§ **What you will do**:
Repeat every line of the material, character for character.

§ **Records shown**:
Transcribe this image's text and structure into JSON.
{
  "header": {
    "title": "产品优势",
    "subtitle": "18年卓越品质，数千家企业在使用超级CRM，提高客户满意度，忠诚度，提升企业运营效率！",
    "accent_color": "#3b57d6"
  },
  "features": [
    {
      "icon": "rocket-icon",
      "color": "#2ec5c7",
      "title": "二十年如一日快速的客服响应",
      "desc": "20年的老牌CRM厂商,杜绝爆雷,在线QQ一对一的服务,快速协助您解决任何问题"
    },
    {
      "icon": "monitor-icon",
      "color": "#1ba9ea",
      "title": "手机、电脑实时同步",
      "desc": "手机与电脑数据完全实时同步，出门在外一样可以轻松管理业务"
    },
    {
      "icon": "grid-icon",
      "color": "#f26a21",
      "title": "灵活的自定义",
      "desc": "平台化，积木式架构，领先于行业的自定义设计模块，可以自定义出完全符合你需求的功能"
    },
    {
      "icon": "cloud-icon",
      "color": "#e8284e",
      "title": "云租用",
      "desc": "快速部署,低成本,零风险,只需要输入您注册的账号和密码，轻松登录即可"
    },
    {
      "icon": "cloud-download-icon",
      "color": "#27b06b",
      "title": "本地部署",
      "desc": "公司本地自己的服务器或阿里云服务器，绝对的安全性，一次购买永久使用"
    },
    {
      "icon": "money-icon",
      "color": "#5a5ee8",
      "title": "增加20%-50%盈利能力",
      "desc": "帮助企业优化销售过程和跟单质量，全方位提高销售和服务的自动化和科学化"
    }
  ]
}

§ **Answer for the task**:
Transcribe this image's text and structure into JSON.
{
  "header": {
    "title": "产品优势",
    "subtitle": "18年卓越品质，数千家企业在使用超级CRM，提高客户满意度，忠诚度，提升企业运营效率！",
    "accent_color": "#3b57d6"
  },
  "features": [
    {
      "icon": "rocket-icon",
      "color": "#2ec5c7",
      "title": "二十年如一日快速的客服响应",
      "desc": "20年的老牌CRM厂商,杜绝爆雷,在线QQ一对一的服务,快速协助您解决任何问题"
    },
    {
      "icon": "monitor-icon",
      "color": "#1ba9ea",
      "title": "手机、电脑实时同步",
      "desc": "手机与电脑数据完全实时同步，出门在外一样可以轻松管理业务"
    },
    {
      "icon": "grid-icon",
      "color": "#f26a21",
      "title": "灵活的自定义",
      "desc": "平台化，积木式架构，领先于行业的自定义设计模块，可以自定义出完全符合你需求的功能"
    },
    {
      "icon": "cloud-icon",
      "color": "#e8284e",
      "title": "云租用",
      "desc": "快速部署,低成本,零风险,只需要输入您注册的账号和密码，轻松登录即可"
    },
    {
      "icon": "cloud-download-icon",
      "color": "#27b06b",
      "title": "本地部署",
      "desc": "公司本地自己的服务器或阿里云服务器，绝对的安全性，一次购买永久使用"
    },
    {
      "icon": "money-icon",
      "color": "#5a5ee8",
      "title": "增加20%-50%盈利能力",
      "desc": "帮助企业优化销售过程和跟单质量，全方位提高销售和服务的自动化和科学化"
    }
  ]
}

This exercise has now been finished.